— TRY IT —
Locate the string "label" in the records below. Copy every line where it occurs.

— RECORDS SHOWN —
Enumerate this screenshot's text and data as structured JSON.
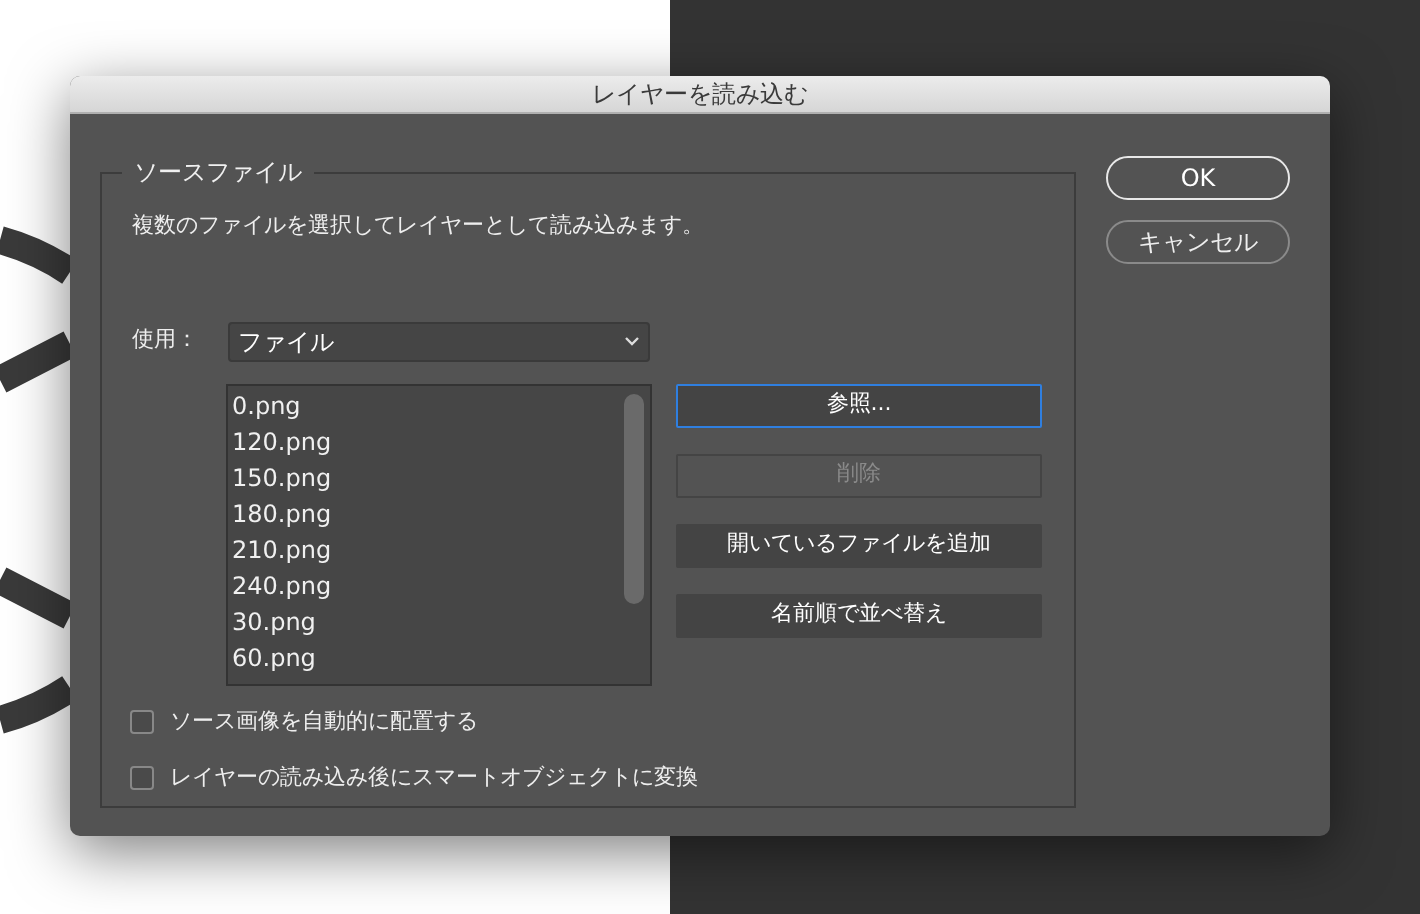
{
  "window": {
    "title": "レイヤーを読み込む"
  },
  "source_group": {
    "legend": "ソースファイル",
    "description": "複数のファイルを選択してレイヤーとして読み込みます。",
    "use": {
      "label": "使用：",
      "value": "ファイル"
    },
    "files": [
      "0.png",
      "120.png",
      "150.png",
      "180.png",
      "210.png",
      "240.png",
      "30.png",
      "60.png"
    ],
    "actions": [
      {
        "label": "参照...",
        "disabled": false,
        "focused": true
      },
      {
        "label": "削除",
        "disabled": true,
        "focused": false
      },
      {
        "label": "開いているファイルを追加",
        "disabled": false,
        "focused": false
      },
      {
        "label": "名前順で並べ替え",
        "disabled": false,
        "focused": false
      }
    ],
    "options": [
      {
        "label": "ソース画像を自動的に配置する",
        "checked": false
      },
      {
        "label": "レイヤーの読み込み後にスマートオブジェクトに変換",
        "checked": false
      }
    ]
  },
  "buttons": [
    {
      "label": "OK",
      "default": true
    },
    {
      "label": "キャンセル",
      "default": false
    }
  ]
}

— ANSWER TO THIS PROBLEM —
      "label": "使用：",
        "label": "参照...",
        "label": "削除",
        "label": "開いているファイルを追加",
        "label": "名前順で並べ替え",
        "label": "ソース画像を自動的に配置する",
        "label": "レイヤーの読み込み後にスマートオブジェクトに変換",
      "label": "OK",
      "label": "キャンセル",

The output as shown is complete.